▸ Work item: Report each line of the entries below that has the word "timestamp" in it.

##### Data

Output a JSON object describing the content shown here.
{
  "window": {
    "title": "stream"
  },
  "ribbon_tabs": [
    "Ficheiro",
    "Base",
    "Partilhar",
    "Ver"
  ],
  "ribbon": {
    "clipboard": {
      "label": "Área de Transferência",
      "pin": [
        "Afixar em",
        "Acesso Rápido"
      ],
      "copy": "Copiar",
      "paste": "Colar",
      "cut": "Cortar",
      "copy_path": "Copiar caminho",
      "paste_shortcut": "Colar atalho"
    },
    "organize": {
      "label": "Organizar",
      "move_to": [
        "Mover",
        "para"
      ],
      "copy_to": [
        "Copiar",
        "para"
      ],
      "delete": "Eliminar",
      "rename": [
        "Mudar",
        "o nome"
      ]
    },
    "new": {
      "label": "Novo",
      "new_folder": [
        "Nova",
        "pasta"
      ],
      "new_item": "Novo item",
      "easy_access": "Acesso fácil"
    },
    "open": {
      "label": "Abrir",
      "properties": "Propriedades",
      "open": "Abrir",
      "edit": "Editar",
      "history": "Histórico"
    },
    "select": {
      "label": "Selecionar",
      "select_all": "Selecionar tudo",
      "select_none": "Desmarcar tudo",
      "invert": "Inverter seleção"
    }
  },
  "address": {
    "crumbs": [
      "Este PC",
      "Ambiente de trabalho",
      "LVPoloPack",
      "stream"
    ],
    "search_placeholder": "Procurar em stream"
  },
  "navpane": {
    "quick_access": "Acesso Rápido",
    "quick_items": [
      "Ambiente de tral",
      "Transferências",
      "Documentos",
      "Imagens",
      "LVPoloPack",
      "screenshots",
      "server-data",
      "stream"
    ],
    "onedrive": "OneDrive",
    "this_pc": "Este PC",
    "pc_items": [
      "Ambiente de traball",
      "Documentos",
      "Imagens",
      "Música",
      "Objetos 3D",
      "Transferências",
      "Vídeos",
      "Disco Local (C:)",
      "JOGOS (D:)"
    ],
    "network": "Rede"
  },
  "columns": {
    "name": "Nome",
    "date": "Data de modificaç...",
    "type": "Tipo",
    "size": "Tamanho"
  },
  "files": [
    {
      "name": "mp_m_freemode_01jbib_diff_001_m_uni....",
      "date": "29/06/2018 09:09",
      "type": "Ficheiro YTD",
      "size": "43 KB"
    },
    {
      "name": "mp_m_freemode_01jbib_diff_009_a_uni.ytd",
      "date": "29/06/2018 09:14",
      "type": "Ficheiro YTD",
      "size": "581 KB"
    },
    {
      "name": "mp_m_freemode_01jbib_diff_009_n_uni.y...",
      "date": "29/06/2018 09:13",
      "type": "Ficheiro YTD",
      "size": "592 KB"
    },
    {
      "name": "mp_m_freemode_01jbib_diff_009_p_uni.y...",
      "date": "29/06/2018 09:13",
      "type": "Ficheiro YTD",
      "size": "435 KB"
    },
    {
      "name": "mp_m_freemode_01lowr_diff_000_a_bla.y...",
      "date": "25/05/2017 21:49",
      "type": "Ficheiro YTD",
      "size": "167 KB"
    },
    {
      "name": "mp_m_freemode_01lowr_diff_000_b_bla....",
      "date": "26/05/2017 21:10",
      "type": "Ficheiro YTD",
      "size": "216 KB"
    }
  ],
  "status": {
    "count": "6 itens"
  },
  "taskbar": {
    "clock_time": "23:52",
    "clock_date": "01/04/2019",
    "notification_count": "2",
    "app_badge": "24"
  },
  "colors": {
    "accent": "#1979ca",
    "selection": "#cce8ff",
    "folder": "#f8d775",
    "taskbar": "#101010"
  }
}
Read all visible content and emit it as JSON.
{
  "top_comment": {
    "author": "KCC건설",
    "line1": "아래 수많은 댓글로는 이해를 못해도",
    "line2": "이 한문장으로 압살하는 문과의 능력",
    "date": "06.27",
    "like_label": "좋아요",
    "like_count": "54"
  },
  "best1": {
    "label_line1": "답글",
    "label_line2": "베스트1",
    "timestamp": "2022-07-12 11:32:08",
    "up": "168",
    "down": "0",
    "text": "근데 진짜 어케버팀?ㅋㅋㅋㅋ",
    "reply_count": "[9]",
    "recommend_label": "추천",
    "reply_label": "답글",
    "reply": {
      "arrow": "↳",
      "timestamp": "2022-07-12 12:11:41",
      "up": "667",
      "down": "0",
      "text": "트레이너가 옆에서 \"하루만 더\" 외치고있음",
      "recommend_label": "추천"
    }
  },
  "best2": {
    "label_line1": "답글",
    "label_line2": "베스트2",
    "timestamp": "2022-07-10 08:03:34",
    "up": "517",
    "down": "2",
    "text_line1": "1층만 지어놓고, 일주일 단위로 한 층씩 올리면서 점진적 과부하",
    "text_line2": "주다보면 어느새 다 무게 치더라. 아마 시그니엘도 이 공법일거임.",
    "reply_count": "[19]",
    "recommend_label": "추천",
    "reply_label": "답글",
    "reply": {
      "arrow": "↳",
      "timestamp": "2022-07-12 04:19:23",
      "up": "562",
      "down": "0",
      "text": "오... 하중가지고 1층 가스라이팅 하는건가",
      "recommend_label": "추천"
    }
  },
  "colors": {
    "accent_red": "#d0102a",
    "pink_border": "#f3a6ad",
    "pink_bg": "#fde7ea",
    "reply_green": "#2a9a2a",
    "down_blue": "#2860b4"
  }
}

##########

▸ Solved exercise:
    "timestamp": "2022-07-12 11:32:08",
      "timestamp": "2022-07-12 12:11:41",
    "timestamp": "2022-07-10 08:03:34",
      "timestamp": "2022-07-12 04:19:23",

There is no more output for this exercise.